Problem details:
Please give the listing again, word for word, with nothing left out.

Records for the exercise:
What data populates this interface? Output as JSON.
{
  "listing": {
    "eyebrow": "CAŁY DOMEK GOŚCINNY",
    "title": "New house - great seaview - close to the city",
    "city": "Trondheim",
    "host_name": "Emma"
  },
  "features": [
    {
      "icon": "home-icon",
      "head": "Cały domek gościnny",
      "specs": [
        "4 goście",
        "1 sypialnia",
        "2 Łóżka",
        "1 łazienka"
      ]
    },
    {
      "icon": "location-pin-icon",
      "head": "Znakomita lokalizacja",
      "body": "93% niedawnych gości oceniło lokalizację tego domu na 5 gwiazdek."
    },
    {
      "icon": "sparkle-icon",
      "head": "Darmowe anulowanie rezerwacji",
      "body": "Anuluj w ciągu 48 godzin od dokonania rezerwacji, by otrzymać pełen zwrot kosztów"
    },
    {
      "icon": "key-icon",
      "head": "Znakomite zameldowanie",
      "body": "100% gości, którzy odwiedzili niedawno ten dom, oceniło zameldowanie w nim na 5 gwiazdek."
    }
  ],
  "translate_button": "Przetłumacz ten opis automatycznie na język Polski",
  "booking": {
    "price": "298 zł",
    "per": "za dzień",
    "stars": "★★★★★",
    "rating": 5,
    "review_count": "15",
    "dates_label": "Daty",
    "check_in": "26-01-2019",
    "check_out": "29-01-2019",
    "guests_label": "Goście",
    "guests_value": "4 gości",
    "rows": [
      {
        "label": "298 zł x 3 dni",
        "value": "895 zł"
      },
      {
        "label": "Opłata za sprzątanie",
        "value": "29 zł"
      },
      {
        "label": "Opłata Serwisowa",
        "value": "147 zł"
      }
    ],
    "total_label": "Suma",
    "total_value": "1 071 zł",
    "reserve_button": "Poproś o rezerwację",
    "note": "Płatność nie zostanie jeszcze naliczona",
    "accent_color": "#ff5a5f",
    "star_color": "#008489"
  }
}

Exercise output:
What data populates this interface? Output as JSON.
{
  "listing": {
    "eyebrow": "CAŁY DOMEK GOŚCINNY",
    "title": "New house - great seaview - close to the city",
    "city": "Trondheim",
    "host_name": "Emma"
  },
  "features": [
    {
      "icon": "home-icon",
      "head": "Cały domek gościnny",
      "specs": [
        "4 goście",
        "1 sypialnia",
        "2 Łóżka",
        "1 łazienka"
      ]
    },
    {
      "icon": "location-pin-icon",
      "head": "Znakomita lokalizacja",
      "body": "93% niedawnych gości oceniło lokalizację tego domu na 5 gwiazdek."
    },
    {
      "icon": "sparkle-icon",
      "head": "Darmowe anulowanie rezerwacji",
      "body": "Anuluj w ciągu 48 godzin od dokonania rezerwacji, by otrzymać pełen zwrot kosztów"
    },
    {
      "icon": "key-icon",
      "head": "Znakomite zameldowanie",
      "body": "100% gości, którzy odwiedzili niedawno ten dom, oceniło zameldowanie w nim na 5 gwiazdek."
    }
  ],
  "translate_button": "Przetłumacz ten opis automatycznie na język Polski",
  "booking": {
    "price": "298 zł",
    "per": "za dzień",
    "stars": "★★★★★",
    "rating": 5,
    "review_count": "15",
    "dates_label": "Daty",
    "check_in": "26-01-2019",
    "check_out": "29-01-2019",
    "guests_label": "Goście",
    "guests_value": "4 gości",
    "rows": [
      {
        "label": "298 zł x 3 dni",
        "value": "895 zł"
      },
      {
        "label": "Opłata za sprzątanie",
        "value": "29 zł"
      },
      {
        "label": "Opłata Serwisowa",
        "value": "147 zł"
      }
    ],
    "total_label": "Suma",
    "total_value": "1 071 zł",
    "reserve_button": "Poproś o rezerwację",
    "note": "Płatność nie zostanie jeszcze naliczona",
    "accent_color": "#ff5a5f",
    "star_color": "#008489"
  }
}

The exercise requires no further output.